This particular section is addressed to servants. The Greek word used here is doulouv doulous (doo’-los), which refers slaves, those who were owned by others. The Roman Empire depended upon slaves who did most of the labor in their culture. However, when we think of a slave, likely our minds paint a picture of an uneducated person who does menial labor. If that is the picture you have cast in your mind that is an incorrect picture. Many of the slaves captured in war were the "cream of the crop" so to speak. Many were highly educated or brilliant craftsmen. They would be similar to Daniel and his three friends taken captive to Babylon, or Joseph, who was put in charge of running Potiphar’s house.
Today, we do not live in a slave-oriented culture as in New Testament or times. But before you start day dreaming about something else, because you think it has no bearing us today, let me advise you that the instructions that Paul gives to servants have an important and appropriate application to Christian employees.
Let’s look at Paul’s prescription to servants and
apply them to employees.
The first thing that he says is that they are to be obedient. The word translated obedient is upotassesyai hupotassesthai (hoop-ot-tass-es-thai) from the root word upotasswhupotasso which means to be subject to or under the authority of another. You will
remember in our study of young women in verse 5, we ran across this same word. To refresh you memory, obedient – hupotasso is a Greek military term meaning "to arrange [troop divisions] in a military fashion under the command of a leader". In non-military use, it was "a voluntary attitude of giving in, cooperating, assuming responsibility, and carrying a burden". An employee puts themselves under the authority of their employer in the context of their job.
There is another thing you should know about the
word (phrase) "to be obedient unto." It is a
passive imperative verb. Therefore, it is a command, not
a suggestion. A Christian employee is to cooperate with and do their
best to do what their employer asks them to do.
The phrase please them well
is a translation the Greek word euarestouv
euarestous (yoo-ar’-es-tous) which carries with it the
idea of being committed to excellent in your work. Far too
many people "just put in their time" so to speak. This is wrong! Our
testimony as a Christian employee is at stake. Therefore we should
be diligent to do our best. This is pointed out in Colossians
3:22-24 "Servants, obey in all things your masters
according to the flesh; not with eyeservice, as menpleasers; but in
singleness of heart, fearing God: 23 And whatsoever ye do, do
it heartily, as to the Lord, and not unto men; 24
Knowing that of the Lord ye shall receive the reward of the

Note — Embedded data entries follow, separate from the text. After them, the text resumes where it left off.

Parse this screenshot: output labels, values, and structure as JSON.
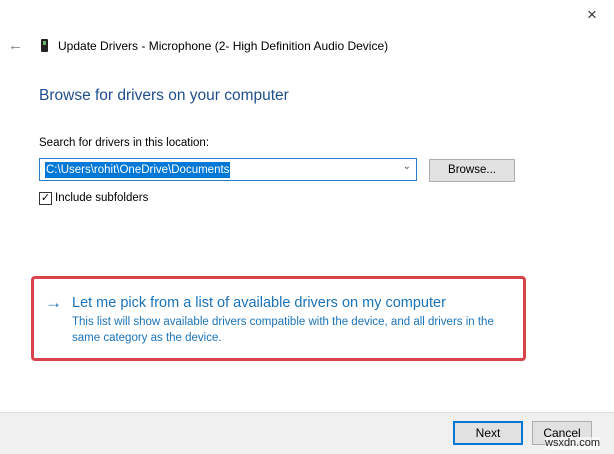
{
  "window": {
    "title": "Update Drivers - Microphone (2- High Definition Audio Device)",
    "close_icon": "×",
    "back_icon": "←"
  },
  "main": {
    "heading": "Browse for drivers on your computer",
    "search_label": "Search for drivers in this location:",
    "path_value": "C:\\Users\\rohit\\OneDrive\\Documents",
    "chevron": "⌄",
    "browse_label": "Browse...",
    "include_subfolders_label": "Include subfolders",
    "include_subfolders_checked": true,
    "check_glyph": "✓",
    "pick_arrow": "→",
    "pick_link": "Let me pick from a list of available drivers on my computer",
    "pick_description": "This list will show available drivers compatible with the device, and all drivers in the same category as the device."
  },
  "footer": {
    "next_label": "Next",
    "cancel_label": "Cancel"
  },
  "watermark": "wsxdn.com",
  "colors": {
    "accent": "#0078d7",
    "link": "#1a73b8",
    "heading": "#1f4e8c",
    "highlight_box": "#d9434a"
  }
}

inheritance: for ye serve the Lord Christ." Christians are urged to
be a good testimony to their employers by being diligent in carrying
out their instructions and having a good attitude. Be committed

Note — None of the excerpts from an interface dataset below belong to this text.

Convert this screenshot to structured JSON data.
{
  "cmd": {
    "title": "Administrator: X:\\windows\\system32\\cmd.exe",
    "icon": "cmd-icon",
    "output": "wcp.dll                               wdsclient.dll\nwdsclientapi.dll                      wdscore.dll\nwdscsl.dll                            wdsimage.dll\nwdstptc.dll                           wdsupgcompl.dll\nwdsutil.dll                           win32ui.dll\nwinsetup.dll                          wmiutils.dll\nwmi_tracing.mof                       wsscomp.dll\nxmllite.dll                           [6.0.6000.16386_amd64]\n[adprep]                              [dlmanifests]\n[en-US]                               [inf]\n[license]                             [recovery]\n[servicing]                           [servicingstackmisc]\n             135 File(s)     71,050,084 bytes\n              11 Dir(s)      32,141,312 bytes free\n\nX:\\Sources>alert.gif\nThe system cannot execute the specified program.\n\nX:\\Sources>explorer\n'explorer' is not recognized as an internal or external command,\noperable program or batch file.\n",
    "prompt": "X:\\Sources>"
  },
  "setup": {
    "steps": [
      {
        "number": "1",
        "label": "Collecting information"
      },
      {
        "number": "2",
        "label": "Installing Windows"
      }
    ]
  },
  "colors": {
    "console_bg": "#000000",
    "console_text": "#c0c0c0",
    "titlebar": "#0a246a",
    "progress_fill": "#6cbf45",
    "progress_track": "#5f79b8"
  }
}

The phrase "not answering again" has the thought of not talking back or criticizing. This phrase does not prohibit the believer from standing up for their convictions of what is right, proper and God-honoring (see Acts 5:29). However, does prohibit belligerence merely for one’s own agenda or self-interests.
The point is this: If a worker does have the
opportunity to express his opinion then go ahead. But, when
management makes the final decision, it should be followed
regardless of one’s own personal preferences.
The word purloining is not a word that we commonly use. The English word purloin literally means to take or carry away for one's self; hence, to steal; to take by theft. The Greek word translated purloining is very similar. It carries the fundamental idea of to put far away from another; to set apart for one's self; hence to purloin and appropriate to (steal for) one's own use.
Today, employee thefts are a BIG, BIG problem.
These it adds plenty to the cost of item. Christians should not
steal from their employees (Ephesians 4:38).
The idea here is that a Christian employee is to be loyal. "Good fidelity" is the translation Greek word pistos which is commonly translated faith or faithfulness. A Christian employee is to be faithful, trustworthy, reliable, dependable, and hence loyal to his employer.
That brings us to the results of being an obedient employee, committed to excellence, who does not verbally undermine his employer, and does not steal from him, but is faithful and dependable. That result is, "they…adorn the doctrine of God our Saviour in all things."
The word adorn is a translation of the Greek word kosmwsin kosmosin (kos-mos-in) form where we get our word cosmetics. Basically what Paul is saying here is that when a slave or by application an employee practices what he has just taught them, it attracts the unsaved employer to the teachings of the Bible. On the other hand when a Christian employee does not follow instructions, does a shoddy job, steals and is not dependable, that brings reproach on the name of Christ and the cause of the Gospel.
In conclusion, this brings to an conclusion our this section in Titus 2 where Paul lay out what behavior is expected in…
Mature Men – v.2
Mature Women – v.3
Younger Women – vs. 4-5
Young Men – vs. 6-8
Employees – vs. 9-10